# [What to do]
Below are the records; pull every line that includes "http".

# [Entries provided]

#####

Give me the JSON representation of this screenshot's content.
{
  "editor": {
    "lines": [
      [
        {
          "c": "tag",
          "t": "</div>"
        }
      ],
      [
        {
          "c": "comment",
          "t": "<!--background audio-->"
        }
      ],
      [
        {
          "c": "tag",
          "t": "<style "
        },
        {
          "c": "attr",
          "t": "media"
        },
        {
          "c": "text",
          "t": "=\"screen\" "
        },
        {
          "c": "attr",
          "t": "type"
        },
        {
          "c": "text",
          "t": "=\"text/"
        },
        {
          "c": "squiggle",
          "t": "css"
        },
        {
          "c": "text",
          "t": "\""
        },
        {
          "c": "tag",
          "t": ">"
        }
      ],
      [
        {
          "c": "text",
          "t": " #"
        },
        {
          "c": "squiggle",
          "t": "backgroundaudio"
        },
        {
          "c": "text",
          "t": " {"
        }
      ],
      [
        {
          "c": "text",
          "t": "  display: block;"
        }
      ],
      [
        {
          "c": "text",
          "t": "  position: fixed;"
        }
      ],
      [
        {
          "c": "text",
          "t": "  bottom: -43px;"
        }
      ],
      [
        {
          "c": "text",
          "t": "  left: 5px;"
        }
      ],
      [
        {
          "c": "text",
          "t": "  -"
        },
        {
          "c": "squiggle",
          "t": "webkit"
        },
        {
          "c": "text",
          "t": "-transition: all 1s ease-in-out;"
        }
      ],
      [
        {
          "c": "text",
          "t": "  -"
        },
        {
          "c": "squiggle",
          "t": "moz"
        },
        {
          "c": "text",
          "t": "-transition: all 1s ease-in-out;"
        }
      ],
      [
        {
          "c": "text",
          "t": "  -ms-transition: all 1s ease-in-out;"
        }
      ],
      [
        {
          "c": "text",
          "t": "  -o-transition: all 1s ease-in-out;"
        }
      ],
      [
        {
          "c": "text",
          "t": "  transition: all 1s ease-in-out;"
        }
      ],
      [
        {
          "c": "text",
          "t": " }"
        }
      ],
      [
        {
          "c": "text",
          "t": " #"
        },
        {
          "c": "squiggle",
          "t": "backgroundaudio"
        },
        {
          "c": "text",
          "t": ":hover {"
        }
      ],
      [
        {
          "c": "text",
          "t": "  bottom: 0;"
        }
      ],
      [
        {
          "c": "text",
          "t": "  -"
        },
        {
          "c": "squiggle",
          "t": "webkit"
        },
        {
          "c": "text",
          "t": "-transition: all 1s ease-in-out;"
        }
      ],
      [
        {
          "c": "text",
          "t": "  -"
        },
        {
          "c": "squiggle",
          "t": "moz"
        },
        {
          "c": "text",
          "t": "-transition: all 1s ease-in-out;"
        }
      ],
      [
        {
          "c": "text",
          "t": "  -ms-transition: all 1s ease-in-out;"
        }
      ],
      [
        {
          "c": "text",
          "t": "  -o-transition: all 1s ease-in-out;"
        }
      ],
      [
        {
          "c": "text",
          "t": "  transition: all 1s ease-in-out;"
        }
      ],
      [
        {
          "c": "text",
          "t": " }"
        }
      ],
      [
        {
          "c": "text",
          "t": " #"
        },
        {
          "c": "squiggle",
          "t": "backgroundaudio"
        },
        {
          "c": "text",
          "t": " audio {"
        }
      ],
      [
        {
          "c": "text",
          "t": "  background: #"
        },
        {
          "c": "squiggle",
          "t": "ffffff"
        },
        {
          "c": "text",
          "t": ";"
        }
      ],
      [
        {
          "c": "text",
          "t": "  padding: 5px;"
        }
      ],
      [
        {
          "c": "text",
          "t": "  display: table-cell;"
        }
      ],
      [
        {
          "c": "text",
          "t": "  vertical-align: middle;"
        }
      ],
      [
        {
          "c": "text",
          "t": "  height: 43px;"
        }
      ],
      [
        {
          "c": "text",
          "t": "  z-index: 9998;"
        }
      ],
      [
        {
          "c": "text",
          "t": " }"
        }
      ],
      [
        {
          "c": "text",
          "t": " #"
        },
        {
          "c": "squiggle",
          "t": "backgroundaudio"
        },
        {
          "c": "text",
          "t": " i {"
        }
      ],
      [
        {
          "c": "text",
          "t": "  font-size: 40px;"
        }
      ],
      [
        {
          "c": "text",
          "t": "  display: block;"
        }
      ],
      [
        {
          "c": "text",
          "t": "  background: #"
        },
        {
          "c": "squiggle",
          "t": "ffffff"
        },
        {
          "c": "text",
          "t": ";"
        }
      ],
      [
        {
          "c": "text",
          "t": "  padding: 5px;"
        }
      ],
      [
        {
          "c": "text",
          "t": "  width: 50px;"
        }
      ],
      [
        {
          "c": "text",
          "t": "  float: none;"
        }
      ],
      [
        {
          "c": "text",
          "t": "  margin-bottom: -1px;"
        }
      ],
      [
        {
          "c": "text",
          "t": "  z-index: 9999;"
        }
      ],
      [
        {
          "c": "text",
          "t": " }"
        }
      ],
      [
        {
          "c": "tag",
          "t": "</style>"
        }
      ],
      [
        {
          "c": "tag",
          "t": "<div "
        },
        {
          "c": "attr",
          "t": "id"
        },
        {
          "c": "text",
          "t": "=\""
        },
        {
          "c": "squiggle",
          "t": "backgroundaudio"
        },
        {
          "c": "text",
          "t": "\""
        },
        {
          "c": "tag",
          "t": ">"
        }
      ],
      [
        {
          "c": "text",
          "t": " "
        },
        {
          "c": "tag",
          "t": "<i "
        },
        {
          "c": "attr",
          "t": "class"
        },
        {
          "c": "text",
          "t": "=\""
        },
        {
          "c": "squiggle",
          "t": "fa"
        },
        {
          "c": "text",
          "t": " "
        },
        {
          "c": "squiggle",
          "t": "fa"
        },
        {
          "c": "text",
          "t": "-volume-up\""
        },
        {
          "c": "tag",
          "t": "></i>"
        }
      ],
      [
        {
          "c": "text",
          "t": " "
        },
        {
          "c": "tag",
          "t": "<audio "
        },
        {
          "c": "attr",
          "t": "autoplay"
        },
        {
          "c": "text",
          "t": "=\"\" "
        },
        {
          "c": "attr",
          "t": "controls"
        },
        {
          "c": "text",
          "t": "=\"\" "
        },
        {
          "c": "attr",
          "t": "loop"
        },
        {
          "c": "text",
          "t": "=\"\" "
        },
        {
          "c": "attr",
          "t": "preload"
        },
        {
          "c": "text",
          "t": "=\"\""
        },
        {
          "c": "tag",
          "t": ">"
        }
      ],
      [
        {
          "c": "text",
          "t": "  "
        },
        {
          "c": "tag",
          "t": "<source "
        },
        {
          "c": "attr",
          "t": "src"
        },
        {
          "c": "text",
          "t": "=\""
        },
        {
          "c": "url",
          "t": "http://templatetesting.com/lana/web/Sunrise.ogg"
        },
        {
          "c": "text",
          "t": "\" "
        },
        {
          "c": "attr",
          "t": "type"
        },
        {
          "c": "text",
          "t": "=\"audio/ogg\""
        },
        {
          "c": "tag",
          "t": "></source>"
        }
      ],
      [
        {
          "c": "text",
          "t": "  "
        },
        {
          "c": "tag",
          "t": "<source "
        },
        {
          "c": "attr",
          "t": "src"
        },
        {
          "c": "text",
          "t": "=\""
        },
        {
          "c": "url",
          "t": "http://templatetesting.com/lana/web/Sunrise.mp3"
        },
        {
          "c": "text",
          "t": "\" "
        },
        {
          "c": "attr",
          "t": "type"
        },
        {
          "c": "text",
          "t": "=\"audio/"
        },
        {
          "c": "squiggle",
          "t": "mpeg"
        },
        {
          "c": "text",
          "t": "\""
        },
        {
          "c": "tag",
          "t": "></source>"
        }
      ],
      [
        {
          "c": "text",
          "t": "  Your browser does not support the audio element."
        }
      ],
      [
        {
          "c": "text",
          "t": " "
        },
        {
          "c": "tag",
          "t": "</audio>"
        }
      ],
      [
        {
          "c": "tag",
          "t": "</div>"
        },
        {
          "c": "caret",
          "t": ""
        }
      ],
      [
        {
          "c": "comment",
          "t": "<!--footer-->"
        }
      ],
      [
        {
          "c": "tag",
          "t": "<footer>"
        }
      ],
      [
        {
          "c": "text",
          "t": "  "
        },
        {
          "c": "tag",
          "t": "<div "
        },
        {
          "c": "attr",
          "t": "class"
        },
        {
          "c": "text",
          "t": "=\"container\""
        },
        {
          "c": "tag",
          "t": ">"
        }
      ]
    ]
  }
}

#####

# [Exercise solution]
          "t": "http://templatetesting.com/lana/web/Sunrise.ogg"
          "t": "http://templatetesting.com/lana/web/Sunrise.mp3"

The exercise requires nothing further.